You last visited: Today at 02:04 PM
|Topic Review (Newest First)|
|05-23-2013 04:18 AM|
|e36||is anyone else having front focus issues with this lens?|
|05-07-2013 12:22 AM|
|05-02-2013 06:32 PM|
|05-02-2013 09:12 AM|
|GrendelKhan||Deal is dead...|
|04-26-2013 04:38 PM|
|04-25-2013 09:36 PM|
I tested using the battery test, as described here: http://cameralightlens
Of course I am testing with a single focus point. Every single test with all three Sigmas I got front focused. The Canon never misses. I didn't even bother to check for back focusing.
I may be screwing myself out of a fine lens because in real life I'm rarely going to replicate this scenario. But I'm not going to waste my time doing a bunch of tests to figure out where the problems lie. Especially when I have a Canon 50mm that works perfectly fine. I was going to sell the Canon after buying the Sigma but not anymore.
What's crazy is that this Sigma lens has been around a long time and the problems with it are well documented. You'd think that they'd fix the problem by now but they keep producing a flawed lens and people keep buying it. I guess at 1.4 your DOF is so narrow that when the focus misses most people probably blame themselves for soft focus, not realizing that the lens has a design flaw.
If anyone truly has a Sigma 50mm 1.4 that has perfect focus then what you have is a defective sample where the defect is an improvement.
|04-25-2013 08:31 PM|
|04-25-2013 06:06 PM|
|04-25-2013 06:00 PM|
That's exactly why my video showed. The lens in my video was back to Sigma 3 times, the last 2 times with the camera body in the video, to no avail. Canon vs Sigma on the same tripoded camera. Sigma fails.
|04-25-2013 05:30 PM|
AF is achieved by the camera in-conjunction with the lens motor. The body must be able to make small adjustments to the motor to lock down the focus perfectly. I know that some sigma lenses simply don't do well in this form of closed-loop control system as they dont provide the same level of motor accuracy/response as canons own lenses. But the lenses that I refer to are the cheap long range lenses. I would never imagine a modern lens (esp a prime with a fixed length) to have these issues.
Also I assuming you are doing all this with a single AF point. Could you also describe the subject, distance and lighting conditions. Sorry to sound so pedantic here but just wanted to know in what kind of situation the lens fails for you.
|04-25-2013 03:13 PM|
Late to the game but have to chime in here.
I've also heard of people sending the lens to Sigma for adjustment and having it come back in the same or worse condition.
I've come to believe that there is no such thing as a good copy of this lens. If you have the Sigma 50mm 1.4 and think it's tack sharp, it's because you haven't properly tested it for front focusing. There's no way three lenses in a row can have this exact same problem unless the problem is inherent in the design.
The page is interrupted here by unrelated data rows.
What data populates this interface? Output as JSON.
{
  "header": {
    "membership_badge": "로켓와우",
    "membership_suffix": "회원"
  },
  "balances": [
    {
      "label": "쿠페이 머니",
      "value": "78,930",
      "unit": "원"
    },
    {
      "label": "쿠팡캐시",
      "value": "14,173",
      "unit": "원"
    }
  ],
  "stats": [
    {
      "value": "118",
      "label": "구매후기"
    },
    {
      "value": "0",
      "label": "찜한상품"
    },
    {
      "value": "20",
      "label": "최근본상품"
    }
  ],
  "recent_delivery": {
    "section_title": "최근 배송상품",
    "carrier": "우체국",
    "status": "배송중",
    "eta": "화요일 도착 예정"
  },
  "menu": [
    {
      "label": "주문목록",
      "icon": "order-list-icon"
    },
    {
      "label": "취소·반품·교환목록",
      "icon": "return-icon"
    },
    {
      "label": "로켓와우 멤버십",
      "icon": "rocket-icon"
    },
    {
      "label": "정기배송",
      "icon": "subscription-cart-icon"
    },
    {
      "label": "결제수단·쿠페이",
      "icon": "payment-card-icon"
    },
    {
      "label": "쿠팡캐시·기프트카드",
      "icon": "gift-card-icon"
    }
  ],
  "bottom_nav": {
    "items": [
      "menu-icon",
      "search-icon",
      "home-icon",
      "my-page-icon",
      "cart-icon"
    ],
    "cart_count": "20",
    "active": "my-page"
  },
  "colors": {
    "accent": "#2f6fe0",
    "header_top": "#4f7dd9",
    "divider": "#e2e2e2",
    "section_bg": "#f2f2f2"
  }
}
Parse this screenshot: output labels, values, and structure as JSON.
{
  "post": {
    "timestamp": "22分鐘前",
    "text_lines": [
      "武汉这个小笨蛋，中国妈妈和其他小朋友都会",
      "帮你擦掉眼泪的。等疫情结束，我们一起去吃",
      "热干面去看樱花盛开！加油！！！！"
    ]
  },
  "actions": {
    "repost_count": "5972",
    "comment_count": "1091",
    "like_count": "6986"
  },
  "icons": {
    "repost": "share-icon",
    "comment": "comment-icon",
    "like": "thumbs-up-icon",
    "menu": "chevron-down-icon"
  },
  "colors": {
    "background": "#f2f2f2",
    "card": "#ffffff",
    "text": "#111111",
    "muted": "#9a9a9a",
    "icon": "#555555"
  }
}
I also have the Canon 50mm 1.4 and conducting the exact same test with everything else being equal, the Canon focuses correctly every time. There is just no getting around the fact that the Canon AF works and the Sigma doesn't.
Now, the caveat is that this Sigma front focusing problem is only apparent in certain situations. I'd guess 90% of the time (or more) you will never know there is a problem. But I just don't trust the lens because I have no idea if/when the problem will rear its ugly head.
It pains me to return this lens because it is a superior lens to the Canon in many other ways, and I got it for the ridiculously low price of $359, and that's before whatever CB I got at the time. This lens is a steal at under $359 but sadly I have to send it back for the third time because accurate focusing is more important than anything else when it comes to lenses.
|04-22-2013 10:48 PM|
amazon just got them in stock.
|04-22-2013 09:03 PM|
|04-22-2013 08:40 PM|
|04-22-2013 08:27 PM|
had mine for about 6 years never had an issue.
|This thread has more than 15 replies. Click here to review the whole thread.|